A physician may order a blood test to check for beta hCG levels, which should double every 48-72 hours. If the hCG levels are increasing at the proper rate, the likelihood of a miscarriage is reduced. hCG levels that stagnate or fall, however, indicate a failing pregnancy.
Empty Gestational Sac
What is an Impending Miscarriage?
Bleeding and cramps accompanied by an open cervix generally indicate an impending miscarriage. This means that miscarriage is unavoidable, and will happen in the near future.
Women may opt to miscarry naturally, or have a procedure called dilation and curettage (D&C) performed. With a D&C, the physician dilates the cervix and manually removes any remaining tissue from the miscarriage. Most D&C's are carried out under general anesthesia, though some are performed with local anesthetic only.
Is Spotting During Pregnancy Normal?
What is an Incomplete Miscarriage?
In an incomplete miscarriage, some of the fetal tissue is expelled from the womb. Some of the tissue remains behind, and can cause a bleeding and infection risk. Women who have had an incomplete miscarriage will generally require a D&C to remove all tissue from the uterus.
A related condition, a "missed miscarriage," causes no spotting or bleeding. The embryo does not develop or dies in the womb, but is not miscarried. The death is generally found on a first trimester ultrasound. The lack of a heart beat after a certain gestational age (approximately 6 - 7 weeks, allowing for varying conception times) is usually the defining feature. Sometimes there is a blighted ovum, where the egg was fertilized but never developed an embryo at all - only an empty sac will be visualized via ultrasound.

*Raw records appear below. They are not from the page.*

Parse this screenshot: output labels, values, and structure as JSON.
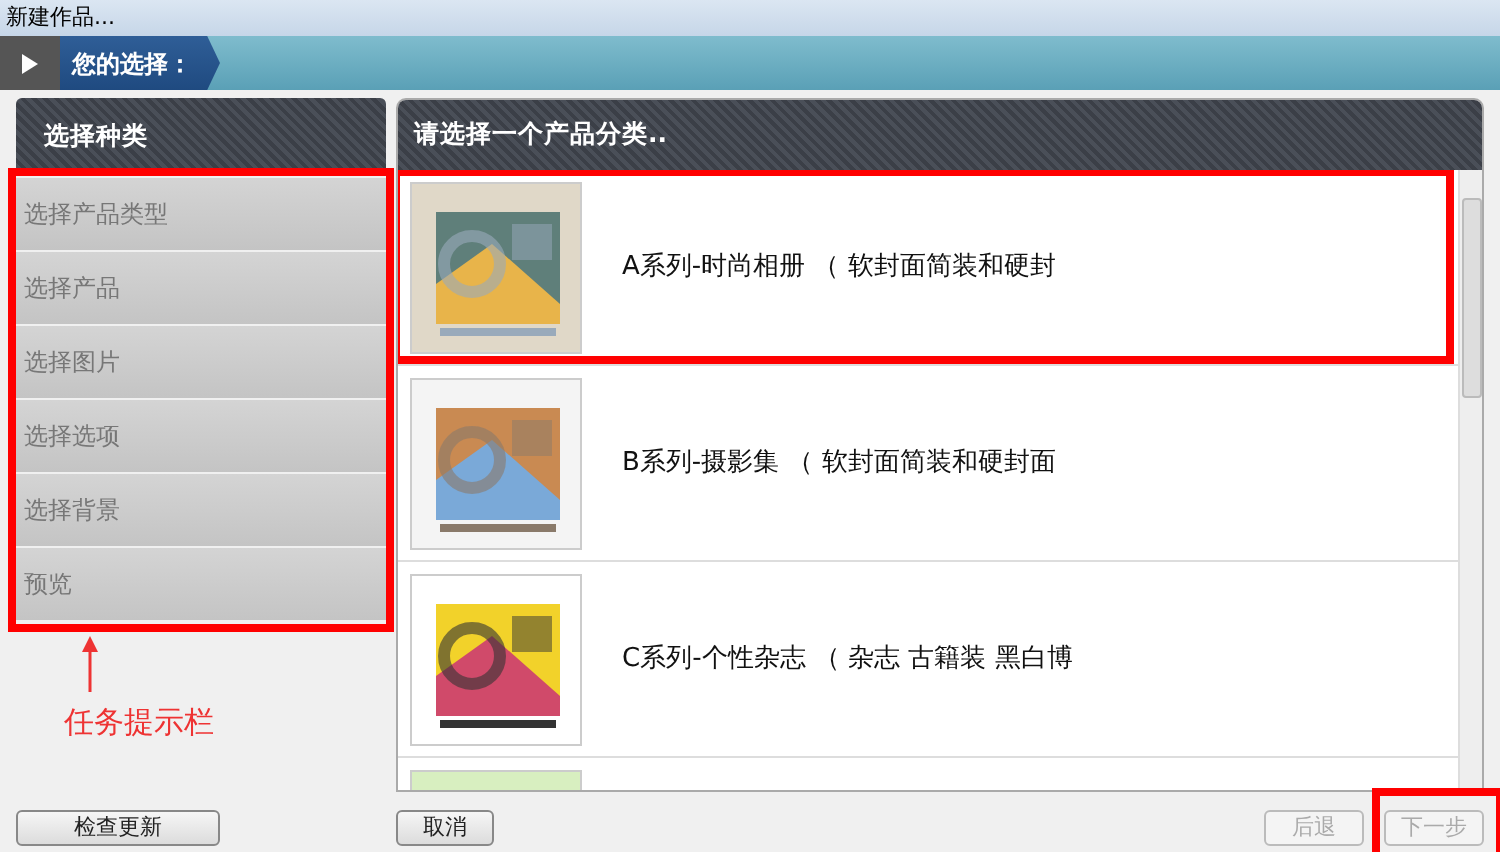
{
  "window": {
    "title": "新建作品..."
  },
  "banner": {
    "label": "您的选择："
  },
  "sidebar": {
    "current_step": "选择种类",
    "steps": [
      {
        "label": "选择产品类型"
      },
      {
        "label": "选择产品"
      },
      {
        "label": "选择图片"
      },
      {
        "label": "选择选项"
      },
      {
        "label": "选择背景"
      },
      {
        "label": "预览"
      }
    ]
  },
  "annotation": {
    "label": "任务提示栏"
  },
  "content": {
    "heading": "请选择一个产品分类..",
    "items": [
      {
        "title": "A系列-时尚相册 （ 软封面简装和硬封",
        "thumbnail": {
          "kind": "picture"
        }
      },
      {
        "title": "B系列-摄影集 （ 软封面简装和硬封面",
        "thumbnail": {
          "kind": "picture"
        }
      },
      {
        "title": "C系列-个性杂志 （ 杂志 古籍装 黑白博",
        "thumbnail": {
          "kind": "picture"
        }
      },
      {
        "thumbnail": {
          "kind": "picture"
        }
      }
    ]
  },
  "buttons": [
    {
      "label": "检查更新",
      "disabled": false
    },
    {
      "label": "取消",
      "disabled": false
    },
    {
      "label": "后退",
      "disabled": true
    },
    {
      "label": "下一步",
      "disabled": true
    }
  ]
}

Antibiotics may be required to prevent infection after the procedure is carried out.